Wisconsin Lawmakers Introduce Bill Removing Inactive Voters From State’s Voting System

Lawmakers introduce new legislation that would force Wisconsin to scrub voter rolls of the millions of current inactive voters in the state.

QUICK FACTS:
  • Wisconsin Senator Andre Jacque (R-DePere) and Representative Ty Bodden (R-Hilbert) have introduced legislation that would delete the approximate 3.6 to 3.8 million extra ineligible “inactive” non-registered voter names from “My Vote WI,” the state’s voting website for its residents.
  • The names of inactive voters are, for an unexplained reason, co-mingled with the 3.6 million eligible “active” voters living in the state of Wisconsin. 
  • The “inactive” place for My Vote WI allows an individual’s name to be on the voter rolls, but not on the poll books for elections due to reasons such as moving or death. 
  • By creating the bill, Jacque and Bodden hope to clean up the elections that have been compromised since 2006, when Wisconsin began to operate on a statewide voter registration database. 
WISCONSIN REP. TY BODDEN ON RESTORING FAITH IN THE ELECTION PROCESS:

“Secure our elections, eliminate any chance of election fraud and restore trust in our election process,” Bodden said.

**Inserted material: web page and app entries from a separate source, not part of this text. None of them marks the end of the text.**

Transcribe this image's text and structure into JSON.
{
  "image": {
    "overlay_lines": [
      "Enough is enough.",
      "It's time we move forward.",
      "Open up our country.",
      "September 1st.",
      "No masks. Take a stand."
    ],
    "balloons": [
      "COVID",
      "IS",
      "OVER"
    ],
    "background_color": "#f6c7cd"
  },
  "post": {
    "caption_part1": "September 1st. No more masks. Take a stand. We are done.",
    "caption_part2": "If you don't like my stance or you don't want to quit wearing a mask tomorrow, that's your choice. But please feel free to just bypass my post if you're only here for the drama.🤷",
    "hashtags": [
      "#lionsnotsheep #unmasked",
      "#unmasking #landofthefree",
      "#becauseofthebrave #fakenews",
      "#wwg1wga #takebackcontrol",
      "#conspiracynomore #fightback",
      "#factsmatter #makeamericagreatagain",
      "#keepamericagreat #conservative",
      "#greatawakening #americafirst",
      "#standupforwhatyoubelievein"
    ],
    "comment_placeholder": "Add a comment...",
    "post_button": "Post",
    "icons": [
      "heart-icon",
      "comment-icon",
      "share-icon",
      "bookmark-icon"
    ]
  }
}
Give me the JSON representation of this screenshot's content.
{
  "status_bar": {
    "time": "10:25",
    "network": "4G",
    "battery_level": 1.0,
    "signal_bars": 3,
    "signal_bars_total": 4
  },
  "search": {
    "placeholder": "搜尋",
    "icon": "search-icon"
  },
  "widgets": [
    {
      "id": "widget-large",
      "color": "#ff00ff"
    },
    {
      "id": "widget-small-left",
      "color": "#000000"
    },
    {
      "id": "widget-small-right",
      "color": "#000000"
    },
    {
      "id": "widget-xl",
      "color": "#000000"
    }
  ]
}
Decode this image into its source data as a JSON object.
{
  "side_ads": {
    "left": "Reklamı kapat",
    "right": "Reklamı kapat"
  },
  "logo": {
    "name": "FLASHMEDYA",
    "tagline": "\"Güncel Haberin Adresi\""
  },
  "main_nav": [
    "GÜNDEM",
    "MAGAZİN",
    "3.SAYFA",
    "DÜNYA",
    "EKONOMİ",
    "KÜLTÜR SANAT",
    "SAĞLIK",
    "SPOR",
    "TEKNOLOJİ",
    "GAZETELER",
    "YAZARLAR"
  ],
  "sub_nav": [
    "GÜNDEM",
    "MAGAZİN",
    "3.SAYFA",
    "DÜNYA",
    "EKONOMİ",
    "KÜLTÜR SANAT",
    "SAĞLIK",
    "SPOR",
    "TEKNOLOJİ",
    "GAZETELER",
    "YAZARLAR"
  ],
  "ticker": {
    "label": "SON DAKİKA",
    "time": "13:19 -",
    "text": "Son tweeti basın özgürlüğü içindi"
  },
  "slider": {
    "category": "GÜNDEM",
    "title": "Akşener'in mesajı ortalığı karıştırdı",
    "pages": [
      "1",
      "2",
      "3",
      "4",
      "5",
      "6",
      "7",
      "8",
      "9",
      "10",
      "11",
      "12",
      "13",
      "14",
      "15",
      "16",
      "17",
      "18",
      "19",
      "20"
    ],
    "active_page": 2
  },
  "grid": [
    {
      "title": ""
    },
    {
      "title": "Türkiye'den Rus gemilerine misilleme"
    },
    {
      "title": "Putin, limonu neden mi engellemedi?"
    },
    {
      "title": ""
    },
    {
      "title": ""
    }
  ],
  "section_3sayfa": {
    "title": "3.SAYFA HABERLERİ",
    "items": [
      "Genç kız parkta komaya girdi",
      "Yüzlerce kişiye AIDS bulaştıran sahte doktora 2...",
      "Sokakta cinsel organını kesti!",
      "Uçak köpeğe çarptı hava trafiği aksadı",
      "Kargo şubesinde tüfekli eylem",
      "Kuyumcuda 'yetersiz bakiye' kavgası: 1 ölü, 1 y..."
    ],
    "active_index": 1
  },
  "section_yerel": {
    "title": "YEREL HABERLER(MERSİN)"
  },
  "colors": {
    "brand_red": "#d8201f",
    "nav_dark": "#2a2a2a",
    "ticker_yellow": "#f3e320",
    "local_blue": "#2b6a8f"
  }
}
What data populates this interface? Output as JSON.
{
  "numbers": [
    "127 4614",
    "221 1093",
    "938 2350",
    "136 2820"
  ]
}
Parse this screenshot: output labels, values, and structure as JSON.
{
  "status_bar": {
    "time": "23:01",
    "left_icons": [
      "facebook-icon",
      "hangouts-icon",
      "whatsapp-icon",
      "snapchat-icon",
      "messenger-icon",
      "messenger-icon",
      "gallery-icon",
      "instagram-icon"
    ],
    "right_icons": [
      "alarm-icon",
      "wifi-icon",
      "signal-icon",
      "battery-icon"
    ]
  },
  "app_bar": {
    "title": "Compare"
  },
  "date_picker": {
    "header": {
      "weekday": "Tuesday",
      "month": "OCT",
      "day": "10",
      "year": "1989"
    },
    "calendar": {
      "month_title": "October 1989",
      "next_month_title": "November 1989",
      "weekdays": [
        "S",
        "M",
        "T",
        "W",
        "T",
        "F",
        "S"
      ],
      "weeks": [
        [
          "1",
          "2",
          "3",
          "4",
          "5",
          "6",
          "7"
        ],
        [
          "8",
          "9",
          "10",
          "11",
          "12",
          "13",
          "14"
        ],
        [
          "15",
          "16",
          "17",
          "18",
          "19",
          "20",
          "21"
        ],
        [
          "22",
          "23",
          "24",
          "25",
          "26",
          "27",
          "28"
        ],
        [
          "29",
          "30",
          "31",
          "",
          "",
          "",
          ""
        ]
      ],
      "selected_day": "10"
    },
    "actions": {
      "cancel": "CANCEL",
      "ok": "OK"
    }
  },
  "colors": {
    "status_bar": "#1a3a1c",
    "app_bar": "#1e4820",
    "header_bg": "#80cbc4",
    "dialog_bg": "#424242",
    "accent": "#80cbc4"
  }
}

BACKGROUND:
  • Earlier this month, Election Watch (EW), an election integrity watchdog group located in Wisconsin, found over 150,000 votes cast in the 2020 election could not be traced to an actual address.
  • EW computer analyst Peter Bernegger claimed the group discovered the discrepancies in the group’s study of Wisconsin’s voter rolls.
  • According to Bernegger, 45,000 votes involved people who lived out of the state, and another 107,000 included people who moved to a different address in Wisconsin but voted in a different jurisdiction.
  • “That’s over 150,000 votes cast in the 2020 presidential election that cannot be tied to a valid address,” Bernegger said. “That’s illegal in the state of Wisconsin.”
  • Wisconsin voters were disgruntled to learn that their vote was illegitimately counted in the election, saying “we need reform in our voting system.”
  • In November 2021, Gubernatorial candidate Rebecca Kleefisch said that urgent action was needed to boost confidence in the 2022 midterm elections and filed a lawsuit targeted at the Wisconsin Elections Commission.
  • “Our freedom, our way of life, and the future of our great nation all depend on free and fair elections — elections where every voter can trust the process and the result,” she said in a statement. “Wisconsinites are sick and tired of unelected bureaucrats intentionally ignoring the law. The lawsuit forces WEC to clean up their act prior to administering the 2022 election.”